EXERCISE BRIEF → The listing below should be printed exactly, though its pictures must not be.

TASK INPUTS →
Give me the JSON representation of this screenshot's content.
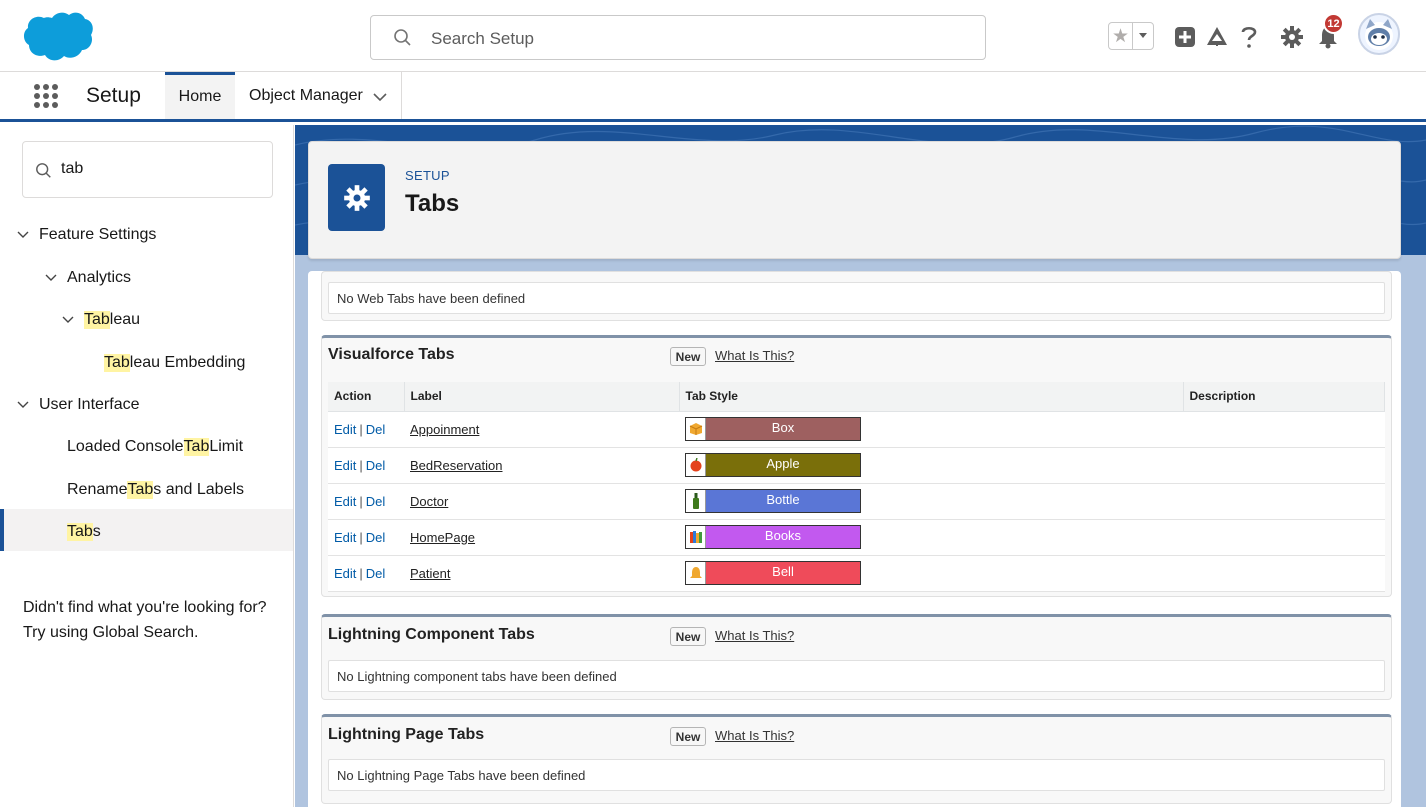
{
  "header": {
    "search_placeholder": "Search Setup",
    "notification_count": "12"
  },
  "context": {
    "app_name": "Setup",
    "tabs": [
      {
        "label": "Home"
      },
      {
        "label": "Object Manager"
      }
    ]
  },
  "sidebar": {
    "quickfind_value": "tab",
    "tree": [
      {
        "pre": "",
        "hl": "",
        "post": "Feature Settings"
      },
      {
        "pre": "",
        "hl": "",
        "post": "Analytics"
      },
      {
        "pre": "",
        "hl": "Tab",
        "post": "leau"
      },
      {
        "pre": "",
        "hl": "Tab",
        "post": "leau Embedding"
      },
      {
        "pre": "",
        "hl": "",
        "post": "User Interface"
      },
      {
        "pre": "Loaded Console ",
        "hl": "Tab",
        "post": " Limit"
      },
      {
        "pre": "Rename ",
        "hl": "Tab",
        "post": "s and Labels"
      },
      {
        "pre": "",
        "hl": "Tab",
        "post": "s"
      }
    ],
    "help_line1": "Didn't find what you're looking for?",
    "help_line2": "Try using Global Search."
  },
  "page": {
    "eyebrow": "SETUP",
    "title": "Tabs"
  },
  "web_tabs": {
    "empty_message": "No Web Tabs have been defined"
  },
  "visualforce": {
    "title": "Visualforce Tabs",
    "new_label": "New",
    "what_label": "What Is This?",
    "columns": [
      "Action",
      "Label",
      "Tab Style",
      "Description"
    ],
    "edit_label": "Edit",
    "del_label": "Del",
    "rows": [
      {
        "label": "Appoinment",
        "style": "Box",
        "color": "#9e6060",
        "icon": "box-icon",
        "description": ""
      },
      {
        "label": "BedReservation",
        "style": "Apple",
        "color": "#7a6f0a",
        "icon": "apple-icon",
        "description": ""
      },
      {
        "label": "Doctor",
        "style": "Bottle",
        "color": "#5a76d6",
        "icon": "bottle-icon",
        "description": ""
      },
      {
        "label": "HomePage",
        "style": "Books",
        "color": "#c259ef",
        "icon": "books-icon",
        "description": ""
      },
      {
        "label": "Patient",
        "style": "Bell",
        "color": "#ef4b5a",
        "icon": "bell-icon",
        "description": ""
      }
    ]
  },
  "lightning_component": {
    "title": "Lightning Component Tabs",
    "new_label": "New",
    "what_label": "What Is This?",
    "empty_message": "No Lightning component tabs have been defined"
  },
  "lightning_page": {
    "title": "Lightning Page Tabs",
    "new_label": "New",
    "what_label": "What Is This?",
    "empty_message": "No Lightning Page Tabs have been defined"
  },
  "colors": {
    "brand": "#1b5297",
    "link": "#015ba7",
    "highlight": "#fff4a3",
    "notification": "#c23934",
    "cloud": "#0d9dda"
  }
}
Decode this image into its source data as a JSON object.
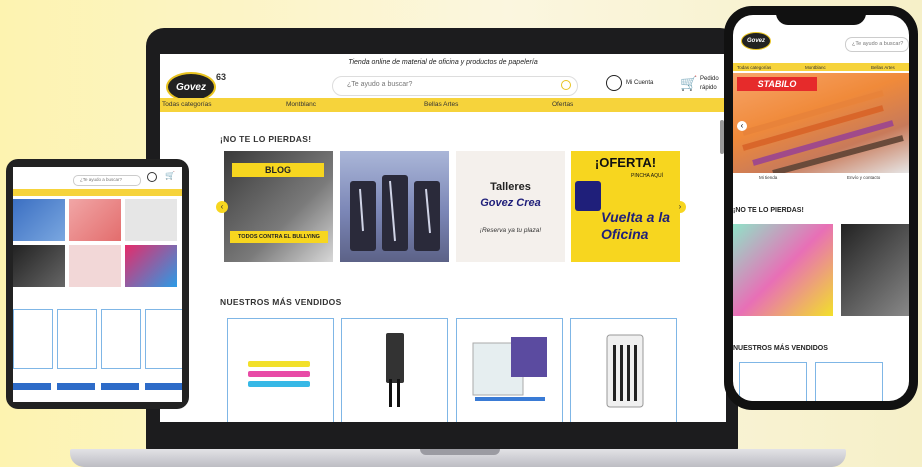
{
  "laptop": {
    "tagline": "Tienda online de material de oficina y productos de papelería",
    "logo_text": "Govez",
    "logo_number": "63",
    "search_placeholder": "¿Te ayudo a buscar?",
    "account_label": "Mi Cuenta",
    "cart_label": "Pedido rápido",
    "nav": [
      "Todas categorías",
      "Montblanc",
      "Bellas Artes",
      "Ofertas"
    ],
    "section1_title": "¡NO TE LO PIERDAS!",
    "blog_label": "BLOG",
    "blog_caption": "TODOS CONTRA EL BULLYING",
    "talleres_line1": "Talleres",
    "talleres_line2": "Govez Crea",
    "talleres_line3": "¡Reserva ya tu plaza!",
    "oferta_title": "¡OFERTA!",
    "oferta_small": "PINCHA AQUÍ",
    "oferta_text": "Vuelta a la Oficina",
    "section2_title": "NUESTROS MÁS VENDIDOS"
  },
  "tablet": {
    "search_placeholder": "¿Te ayudo a buscar?"
  },
  "phone": {
    "logo_text": "Govez",
    "search_placeholder": "¿Te ayudo a buscar?",
    "nav": [
      "Todas categorías",
      "Montblanc",
      "Bellas Artes"
    ],
    "banner_brand": "STABILO",
    "info1": "Mi tienda",
    "info2": "Envío y contacto",
    "section1_title": "¡NO TE LO PIERDAS!",
    "section2_title": "NUESTROS MÁS VENDIDOS"
  },
  "colors": {
    "accent_yellow": "#f6d33b",
    "product_border": "#7fb6e6",
    "device_dark": "#1c1c1e"
  }
}
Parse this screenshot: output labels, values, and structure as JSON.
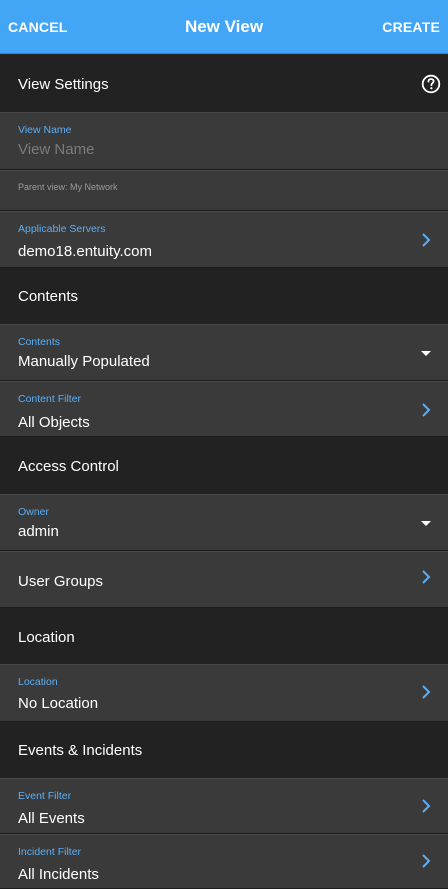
{
  "topbar": {
    "cancel": "CANCEL",
    "title": "New View",
    "create": "CREATE"
  },
  "sections": {
    "view_settings": "View Settings",
    "contents": "Contents",
    "access_control": "Access Control",
    "location": "Location",
    "events_incidents": "Events & Incidents"
  },
  "fields": {
    "view_name": {
      "caption": "View Name",
      "placeholder": "View Name"
    },
    "parent_view": "Parent view: My Network",
    "applicable_servers": {
      "caption": "Applicable Servers",
      "value": "demo18.entuity.com"
    },
    "contents": {
      "caption": "Contents",
      "value": "Manually Populated"
    },
    "content_filter": {
      "caption": "Content Filter",
      "value": "All Objects"
    },
    "owner": {
      "caption": "Owner",
      "value": "admin"
    },
    "user_groups": "User Groups",
    "location": {
      "caption": "Location",
      "value": "No Location"
    },
    "event_filter": {
      "caption": "Event Filter",
      "value": "All Events"
    },
    "incident_filter": {
      "caption": "Incident Filter",
      "value": "All Incidents"
    }
  },
  "icons": {
    "help": "help-circle-icon",
    "chevron": "chevron-right-icon",
    "caret": "caret-down-icon"
  },
  "colors": {
    "accent": "#42a5f5",
    "caption": "#5aaef5",
    "section_bg": "#222222",
    "row_bg": "#3a3a3a"
  }
}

SOLVED EXERCISE →
Give me the JSON representation of this screenshot's content.
{
  "header": {
    "search_placeholder": "Search Setup",
    "notification_count": "12"
  },
  "context": {
    "app_name": "Setup",
    "tabs": [
      {
        "label": "Home"
      },
      {
        "label": "Object Manager"
      }
    ]
  },
  "sidebar": {
    "quickfind_value": "tab",
    "tree": [
      {
        "pre": "",
        "hl": "",
        "post": "Feature Settings"
      },
      {
        "pre": "",
        "hl": "",
        "post": "Analytics"
      },
      {
        "pre": "",
        "hl": "Tab",
        "post": "leau"
      },
      {
        "pre": "",
        "hl": "Tab",
        "post": "leau Embedding"
      },
      {
        "pre": "",
        "hl": "",
        "post": "User Interface"
      },
      {
        "pre": "Loaded Console ",
        "hl": "Tab",
        "post": " Limit"
      },
      {
        "pre": "Rename ",
        "hl": "Tab",
        "post": "s and Labels"
      },
      {
        "pre": "",
        "hl": "Tab",
        "post": "s"
      }
    ],
    "help_line1": "Didn't find what you're looking for?",
    "help_line2": "Try using Global Search."
  },
  "page": {
    "eyebrow": "SETUP",
    "title": "Tabs"
  },
  "web_tabs": {
    "empty_message": "No Web Tabs have been defined"
  },
  "visualforce": {
    "title": "Visualforce Tabs",
    "new_label": "New",
    "what_label": "What Is This?",
    "columns": [
      "Action",
      "Label",
      "Tab Style",
      "Description"
    ],
    "edit_label": "Edit",
    "del_label": "Del",
    "rows": [
      {
        "label": "Appoinment",
        "style": "Box",
        "color": "#9e6060",
        "icon": "box-icon",
        "description": ""
      },
      {
        "label": "BedReservation",
        "style": "Apple",
        "color": "#7a6f0a",
        "icon": "apple-icon",
        "description": ""
      },
      {
        "label": "Doctor",
        "style": "Bottle",
        "color": "#5a76d6",
        "icon": "bottle-icon",
        "description": ""
      },
      {
        "label": "HomePage",
        "style": "Books",
        "color": "#c259ef",
        "icon": "books-icon",
        "description": ""
      },
      {
        "label": "Patient",
        "style": "Bell",
        "color": "#ef4b5a",
        "icon": "bell-icon",
        "description": ""
      }
    ]
  },
  "lightning_component": {
    "title": "Lightning Component Tabs",
    "new_label": "New",
    "what_label": "What Is This?",
    "empty_message": "No Lightning component tabs have been defined"
  },
  "lightning_page": {
    "title": "Lightning Page Tabs",
    "new_label": "New",
    "what_label": "What Is This?",
    "empty_message": "No Lightning Page Tabs have been defined"
  },
  "colors": {
    "brand": "#1b5297",
    "link": "#015ba7",
    "highlight": "#fff4a3",
    "notification": "#c23934",
    "cloud": "#0d9dda"
  }
}
Decode this image into its source data as a JSON object.
{
  "laptop": {
    "tagline": "Tienda online de material de oficina y productos de papelería",
    "logo_text": "Govez",
    "logo_number": "63",
    "search_placeholder": "¿Te ayudo a buscar?",
    "account_label": "Mi Cuenta",
    "cart_label": "Pedido rápido",
    "nav": [
      "Todas categorías",
      "Montblanc",
      "Bellas Artes",
      "Ofertas"
    ],
    "section1_title": "¡NO TE LO PIERDAS!",
    "blog_label": "BLOG",
    "blog_caption": "TODOS CONTRA EL BULLYING",
    "talleres_line1": "Talleres",
    "talleres_line2": "Govez Crea",
    "talleres_line3": "¡Reserva ya tu plaza!",
    "oferta_title": "¡OFERTA!",
    "oferta_small": "PINCHA AQUÍ",
    "oferta_text": "Vuelta a la Oficina",
    "section2_title": "NUESTROS MÁS VENDIDOS"
  },
  "tablet": {
    "search_placeholder": "¿Te ayudo a buscar?"
  },
  "phone": {
    "logo_text": "Govez",
    "search_placeholder": "¿Te ayudo a buscar?",
    "nav": [
      "Todas categorías",
      "Montblanc",
      "Bellas Artes"
    ],
    "banner_brand": "STABILO",
    "info1": "Mi tienda",
    "info2": "Envío y contacto",
    "section1_title": "¡NO TE LO PIERDAS!",
    "section2_title": "NUESTROS MÁS VENDIDOS"
  },
  "colors": {
    "accent_yellow": "#f6d33b",
    "product_border": "#7fb6e6",
    "device_dark": "#1c1c1e"
  }
}
Parse this screenshot: output labels, values, and structure as JSON.
{
  "topbar": {
    "cancel": "CANCEL",
    "title": "New View",
    "create": "CREATE"
  },
  "sections": {
    "view_settings": "View Settings",
    "contents": "Contents",
    "access_control": "Access Control",
    "location": "Location",
    "events_incidents": "Events & Incidents"
  },
  "fields": {
    "view_name": {
      "caption": "View Name",
      "placeholder": "View Name"
    },
    "parent_view": "Parent view: My Network",
    "applicable_servers": {
      "caption": "Applicable Servers",
      "value": "demo18.entuity.com"
    },
    "contents": {
      "caption": "Contents",
      "value": "Manually Populated"
    },
    "content_filter": {
      "caption": "Content Filter",
      "value": "All Objects"
    },
    "owner": {
      "caption": "Owner",
      "value": "admin"
    },
    "user_groups": "User Groups",
    "location": {
      "caption": "Location",
      "value": "No Location"
    },
    "event_filter": {
      "caption": "Event Filter",
      "value": "All Events"
    },
    "incident_filter": {
      "caption": "Incident Filter",
      "value": "All Incidents"
    }
  },
  "icons": {
    "help": "help-circle-icon",
    "chevron": "chevron-right-icon",
    "caret": "caret-down-icon"
  },
  "colors": {
    "accent": "#42a5f5",
    "caption": "#5aaef5",
    "section_bg": "#222222",
    "row_bg": "#3a3a3a"
  }
}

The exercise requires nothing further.